Chikungunya is an infection caused by the chikungunya virus. Symptoms include the sudden onset of fever two to four days after exposure. The fever usually lasts two to seven days, while accompanying joint pains typically last weeks or months but sometimes years. The risk of death is a little less than 1 in 1,000; the elderly or those with underlying chronic medical problems are most likely to have severe complications.
The virus is passed to humans by two species of mosquito of the genus Aedes: A. albopictus and A. aegypti. The virus circulates within a number of animals including monkeys, birds, cattle, and rodents.This is in contrast to dengue, for which primates are the only ones affected.

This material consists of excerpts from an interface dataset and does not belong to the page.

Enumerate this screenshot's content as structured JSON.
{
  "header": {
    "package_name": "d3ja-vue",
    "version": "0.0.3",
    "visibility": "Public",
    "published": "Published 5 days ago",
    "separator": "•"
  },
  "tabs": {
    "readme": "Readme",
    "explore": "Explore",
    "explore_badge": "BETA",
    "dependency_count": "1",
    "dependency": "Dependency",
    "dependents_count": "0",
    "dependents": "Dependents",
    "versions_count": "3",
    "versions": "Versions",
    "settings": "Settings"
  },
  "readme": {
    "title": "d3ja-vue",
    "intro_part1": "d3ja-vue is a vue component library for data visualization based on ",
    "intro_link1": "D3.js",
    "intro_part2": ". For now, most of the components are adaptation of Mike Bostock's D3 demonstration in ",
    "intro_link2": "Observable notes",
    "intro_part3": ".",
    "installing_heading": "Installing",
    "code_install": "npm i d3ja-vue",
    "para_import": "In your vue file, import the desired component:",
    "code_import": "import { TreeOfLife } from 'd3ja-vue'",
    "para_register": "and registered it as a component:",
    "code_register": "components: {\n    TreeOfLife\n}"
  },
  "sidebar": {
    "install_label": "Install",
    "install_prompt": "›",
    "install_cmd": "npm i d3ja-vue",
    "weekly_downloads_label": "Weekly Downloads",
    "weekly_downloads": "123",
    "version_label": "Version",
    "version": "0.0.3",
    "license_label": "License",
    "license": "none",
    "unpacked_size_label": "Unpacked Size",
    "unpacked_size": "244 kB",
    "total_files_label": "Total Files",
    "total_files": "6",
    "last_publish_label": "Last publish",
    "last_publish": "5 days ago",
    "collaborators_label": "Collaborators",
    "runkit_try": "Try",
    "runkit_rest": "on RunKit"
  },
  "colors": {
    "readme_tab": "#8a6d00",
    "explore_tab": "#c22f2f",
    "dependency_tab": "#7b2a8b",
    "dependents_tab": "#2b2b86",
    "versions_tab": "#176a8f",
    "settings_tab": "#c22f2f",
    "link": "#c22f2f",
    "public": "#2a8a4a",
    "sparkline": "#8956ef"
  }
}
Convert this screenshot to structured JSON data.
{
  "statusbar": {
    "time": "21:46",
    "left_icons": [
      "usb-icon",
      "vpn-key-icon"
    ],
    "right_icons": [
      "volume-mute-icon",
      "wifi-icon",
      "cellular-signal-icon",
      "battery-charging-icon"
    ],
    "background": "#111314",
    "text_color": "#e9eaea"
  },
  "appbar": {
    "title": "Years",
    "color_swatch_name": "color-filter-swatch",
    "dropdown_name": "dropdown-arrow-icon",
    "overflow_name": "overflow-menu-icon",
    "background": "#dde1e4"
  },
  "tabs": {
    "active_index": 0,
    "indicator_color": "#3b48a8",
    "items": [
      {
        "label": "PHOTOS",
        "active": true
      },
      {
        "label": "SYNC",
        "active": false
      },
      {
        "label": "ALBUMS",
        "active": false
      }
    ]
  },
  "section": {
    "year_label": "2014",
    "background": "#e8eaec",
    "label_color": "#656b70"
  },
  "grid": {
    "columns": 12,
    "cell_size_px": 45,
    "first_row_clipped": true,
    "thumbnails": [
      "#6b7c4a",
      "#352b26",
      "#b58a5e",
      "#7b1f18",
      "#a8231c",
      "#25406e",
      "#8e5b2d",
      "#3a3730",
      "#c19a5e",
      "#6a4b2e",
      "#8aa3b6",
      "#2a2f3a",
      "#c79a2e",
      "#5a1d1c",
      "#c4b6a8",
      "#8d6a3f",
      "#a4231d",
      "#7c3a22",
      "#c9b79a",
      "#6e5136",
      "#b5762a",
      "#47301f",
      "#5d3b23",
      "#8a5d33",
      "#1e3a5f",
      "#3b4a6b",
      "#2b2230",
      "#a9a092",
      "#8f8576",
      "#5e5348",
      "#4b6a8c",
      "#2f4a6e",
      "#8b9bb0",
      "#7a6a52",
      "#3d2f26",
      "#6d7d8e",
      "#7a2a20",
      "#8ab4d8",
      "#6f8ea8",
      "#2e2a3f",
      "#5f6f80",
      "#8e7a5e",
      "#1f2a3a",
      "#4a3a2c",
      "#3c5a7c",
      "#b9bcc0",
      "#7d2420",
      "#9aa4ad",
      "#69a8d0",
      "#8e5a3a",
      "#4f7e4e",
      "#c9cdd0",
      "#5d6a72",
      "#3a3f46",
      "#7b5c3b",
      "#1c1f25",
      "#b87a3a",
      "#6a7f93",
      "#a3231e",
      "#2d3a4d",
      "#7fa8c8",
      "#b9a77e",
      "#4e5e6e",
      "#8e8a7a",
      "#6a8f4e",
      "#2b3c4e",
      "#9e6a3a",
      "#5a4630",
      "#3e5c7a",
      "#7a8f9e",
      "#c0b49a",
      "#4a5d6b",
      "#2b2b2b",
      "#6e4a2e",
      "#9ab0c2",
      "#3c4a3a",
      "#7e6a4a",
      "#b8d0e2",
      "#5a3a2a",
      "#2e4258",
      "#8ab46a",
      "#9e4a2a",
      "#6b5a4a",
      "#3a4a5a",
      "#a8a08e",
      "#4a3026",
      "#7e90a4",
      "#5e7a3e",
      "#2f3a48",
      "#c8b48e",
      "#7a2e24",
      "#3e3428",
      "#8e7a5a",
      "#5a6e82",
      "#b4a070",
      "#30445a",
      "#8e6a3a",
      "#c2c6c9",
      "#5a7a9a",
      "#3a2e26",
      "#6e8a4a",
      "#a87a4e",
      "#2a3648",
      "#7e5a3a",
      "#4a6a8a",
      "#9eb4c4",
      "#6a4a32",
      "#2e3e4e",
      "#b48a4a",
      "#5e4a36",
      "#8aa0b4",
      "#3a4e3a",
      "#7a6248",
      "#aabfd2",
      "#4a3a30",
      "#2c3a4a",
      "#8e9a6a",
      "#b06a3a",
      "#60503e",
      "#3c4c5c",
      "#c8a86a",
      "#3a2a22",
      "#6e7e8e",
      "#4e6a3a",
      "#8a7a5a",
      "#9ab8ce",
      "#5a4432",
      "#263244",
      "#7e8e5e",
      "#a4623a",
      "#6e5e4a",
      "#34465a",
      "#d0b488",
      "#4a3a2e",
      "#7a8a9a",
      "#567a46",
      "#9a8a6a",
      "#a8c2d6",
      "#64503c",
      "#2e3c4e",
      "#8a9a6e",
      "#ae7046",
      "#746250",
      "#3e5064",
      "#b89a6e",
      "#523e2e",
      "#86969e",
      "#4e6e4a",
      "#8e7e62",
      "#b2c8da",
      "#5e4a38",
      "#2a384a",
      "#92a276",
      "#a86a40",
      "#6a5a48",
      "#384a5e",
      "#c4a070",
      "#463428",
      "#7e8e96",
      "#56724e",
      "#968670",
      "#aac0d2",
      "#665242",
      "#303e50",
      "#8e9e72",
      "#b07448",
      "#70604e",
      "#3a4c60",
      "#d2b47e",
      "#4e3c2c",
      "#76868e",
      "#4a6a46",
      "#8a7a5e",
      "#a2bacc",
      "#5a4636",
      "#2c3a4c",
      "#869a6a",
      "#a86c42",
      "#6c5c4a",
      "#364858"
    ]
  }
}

Chikungunya was first reported in 1952, during an outbreak in southern Tanzania. It has now been identified in 60 countries including those in Asia, Africa, Europe, America and others. Listed in the World Health Organization’s R&D Blueprint (2016), the recently established Coalition for Epidemic Preparedness Innovations has it on their agenda to develop a vaccine for Chikungunya, along with other diseases such as MERS, Ebola and others.
Abrupt onset of fever and severe joint pain. There can be other symptoms such as muscle pain, headache, nausea, fatigue and rash – that is, small red spots all over the body. The joint pain can be severe and sometimes prolonged. The disease does not induce immunity by itself and can recur.
IgM titers – a way of measuring the rising level of, or concentration of, antibodies in the blood, which quantifies the body’s response to an active infection – are what are tested in the blood. More specifically, the blood test that doctors ask for is called the RT-PCR (Reverse Transcription Polymerase Chain Reaction) but it may not be available, so doctors test the drop in the number of leucocytes in the blood because of the viral infection.
The blood tests are repeated and a constant watch is kept on the blood count. If it drops, it is better to be under medical observation. At this stage, the doctors’ guidance is crucial.
There is no vaccine for chikungunya. Treatment is mainly symptomatic – such as giving painkillers to relieve the joint pain – using nonsteroidal anti-inflammatory drugs which are not asprin-based. Drugs are mainly analgesics and antipyretics. The patient is advised to take fluids.